A longtime customer came in with her MacBook Air, which she uses daily both in the office and in her very frequent travels. She uses the QuickerTek Charger/Backup Battery Pack for MacBook Air and is thrilled that it allows her to fly across the country or the Atlantic and work the whole time. Recently, though, she began to notice that the computer was getting much warmer than usual, even with light use. She reported the fan had been overactive and that battery life isn’t what it used to be, even with the QuickerTek.
There are two real clues in these symptoms. More heat is created the harder a computer is working, and the harder a computer is working, the less time it’ll function off of battery power. Immediately I knew this was a software issue, not a hardware issue.
I also noticed that I couldn’t pull down the Date and Time menu in the Menu Bar: any time I’d place the mouse pointer over that item, the pointer would change into the spinning beach ball. I knew that a background process called systemuiserver is responsible for this menu bar item, so I went into Activity Monitor to see if that process was taking up more processing power than necessary.
Sure enough, systemuiserver was consuming almost all the processing resources the Air had to offer. I used Activity Monitor to quit the process, and set the computer on a table. In a few minutes it was noticeably cooler and the estimated battery life jumped from 45 minutes to over two hours—and I could pull down the Date and Time menu.

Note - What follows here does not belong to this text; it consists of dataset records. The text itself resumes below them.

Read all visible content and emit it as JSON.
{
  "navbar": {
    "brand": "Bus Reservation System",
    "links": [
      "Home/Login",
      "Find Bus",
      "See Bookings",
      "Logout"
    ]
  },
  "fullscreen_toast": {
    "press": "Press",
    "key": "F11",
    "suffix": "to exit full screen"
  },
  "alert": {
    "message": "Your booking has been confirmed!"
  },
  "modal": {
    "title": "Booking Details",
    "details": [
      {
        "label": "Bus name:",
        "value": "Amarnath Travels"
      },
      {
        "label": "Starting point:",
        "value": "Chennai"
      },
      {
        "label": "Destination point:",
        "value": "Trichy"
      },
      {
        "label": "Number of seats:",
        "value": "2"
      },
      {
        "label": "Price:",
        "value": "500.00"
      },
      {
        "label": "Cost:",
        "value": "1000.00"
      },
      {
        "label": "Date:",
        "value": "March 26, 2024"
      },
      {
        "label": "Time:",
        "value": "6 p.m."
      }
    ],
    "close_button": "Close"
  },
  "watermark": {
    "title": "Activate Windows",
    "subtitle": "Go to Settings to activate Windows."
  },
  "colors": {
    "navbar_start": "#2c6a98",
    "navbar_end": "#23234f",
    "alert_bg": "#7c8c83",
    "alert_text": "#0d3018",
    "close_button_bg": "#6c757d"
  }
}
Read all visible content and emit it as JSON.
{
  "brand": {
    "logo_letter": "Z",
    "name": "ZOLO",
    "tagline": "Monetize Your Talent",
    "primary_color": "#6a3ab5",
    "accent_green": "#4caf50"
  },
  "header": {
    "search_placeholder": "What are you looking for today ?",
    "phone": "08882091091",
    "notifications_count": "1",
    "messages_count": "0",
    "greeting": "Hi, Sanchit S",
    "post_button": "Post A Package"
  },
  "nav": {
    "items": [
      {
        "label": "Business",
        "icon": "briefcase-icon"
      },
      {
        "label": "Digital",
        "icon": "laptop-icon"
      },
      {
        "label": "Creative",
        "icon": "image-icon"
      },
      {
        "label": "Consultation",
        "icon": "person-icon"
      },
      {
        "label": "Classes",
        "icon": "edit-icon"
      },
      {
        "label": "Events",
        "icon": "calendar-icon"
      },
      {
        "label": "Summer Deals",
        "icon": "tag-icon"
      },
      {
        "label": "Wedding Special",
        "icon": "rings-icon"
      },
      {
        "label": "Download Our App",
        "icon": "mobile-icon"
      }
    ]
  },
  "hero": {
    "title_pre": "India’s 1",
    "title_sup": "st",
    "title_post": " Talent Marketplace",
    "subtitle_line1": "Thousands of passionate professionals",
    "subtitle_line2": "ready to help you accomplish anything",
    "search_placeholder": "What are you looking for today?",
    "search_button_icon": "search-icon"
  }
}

I knew from the beginning the cause of this problem, but for those of you without quite so much troubleshooting experience the Activity Monitor application is a great first stop in all overheating and battery life issues. Just look for something consuming a lot of CPU resources.